Public sector pensions are generally defined benefit schemes and your pension will be dependent on your number of years service.If you wish to maximise your pension you can do this by one of the following:

  • Purchase of notional service under their occupational pension scheme, also referred to as ‘buying back years’
  • Additional Voluntary Contributions (AVCs)
    • join a nominated Group AVC arrangement or
    • take out a PRSA AVC.

Purchase of Notional Service (PNS)

Public servants who will be short of 40 years service by their minimum retirement age can opt to purchase one or more missing year’s service by making a recurring or lump sum contribution to their employer.

The years service purchased is treated as actual service when calculating pension and lump sum entitlements at retirement.
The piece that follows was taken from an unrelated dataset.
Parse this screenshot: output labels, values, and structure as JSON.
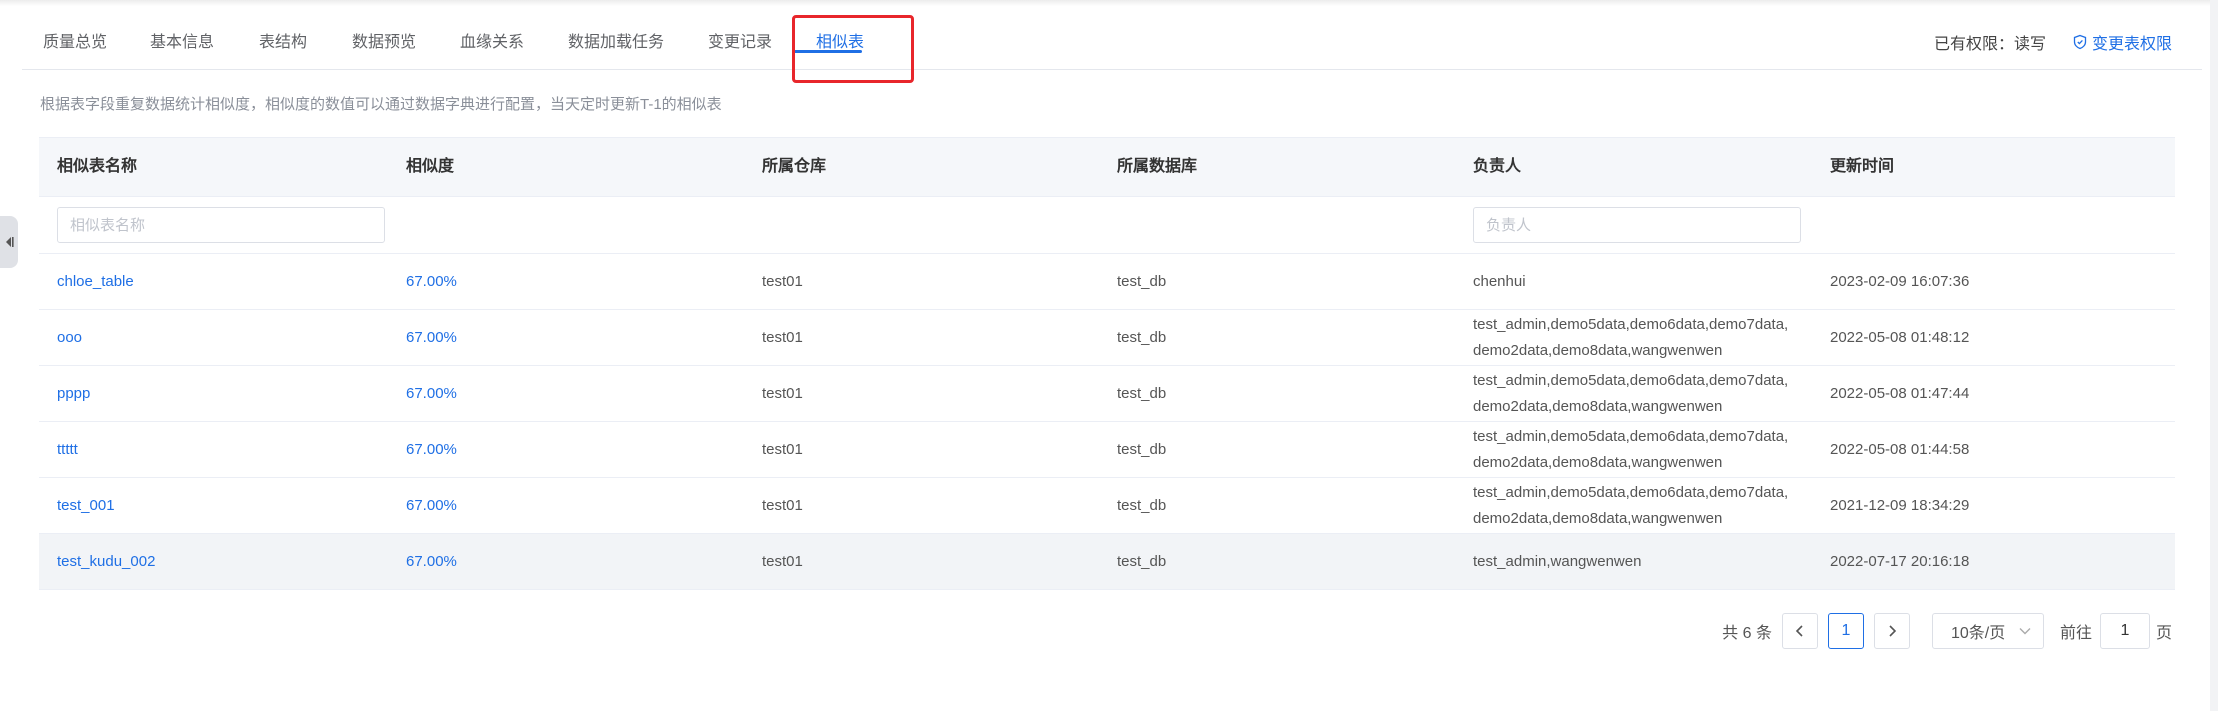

So having purchased the missing years your pension will be calculated by reference to 40 years service.

If you are unsure as to whether you qualify to purchase additional service you should contact you HR department.

Main advantages of PNS are:

  • Defined benefit scheme, benefits are guaranteed and certain
  • the cost is known
  • contributions attract tax relief

Main disadvantages of PNS are:

  • not available if you have full service (40 years) at normal retirement date
  • if you retire earlier than expected, you will not get the full benefit you expected
  • it is not possible to target one benefit such as tax free lump sum
  • the investment cannot be turned into an approved retirement fund (ARF).

Additional Voluntary Contributions (AVCs)

If you do not wish to purchase notional service (‘buy back years’) or you will have the maximum service allowable at retirement age, you can still top up your pension by making additional voluntary contributions.

You can join a nominated group AVC arrangement (often arranged by public sector unions), or you can set up a PRSA AVCs.

An AVC is a tax efficient payment you can make to enhance your retirement benefits and give you greater options at retirement.  There is a lot of flexibility in the way that a fund provided by an AVC can be used. The fund at retirement can be:

  • taken as a tax free cash (subject to Revenue limits)
  • taken as a taxable lump sum
  • purchase or invest in an Approved Retirement Fund (ARF)
  • used to purhase an Annuity
  • used to purchase notional service under the PNS scheme

The main advantages are:

  • flexibility – you can stop/start contributions, increase and decrease contributions easily and to any level within Revenue limits. You can adjust them to a level which is the most tax efficient, for example only on the portion of your salary taxed at 41% but not that at 20%.
  • you have control over where fund is used (subject to Revenue limits) i.e., can fund to maximise the tax free lump sum only
  • contributions attract tax relief
  • AVCs are the only method of savings which gives Superannuated public sector workers access to Approved Retirement Funds (ARFs)
  • you can help to fund early retirement

The main disadvantages are:

  • AVCs are a defined contribution arrangement so the individual bears the risk
  • AVC contributions are subject to fees and charges
  • you won’t know what the fund will be until retirement.

If you are a public sector employee and wish to maximise your pension there are a number of factors to be taken into account before deciding on the PNS option or the AVC option. Please contact us at MDL Financial Services and we will be happy to advise you.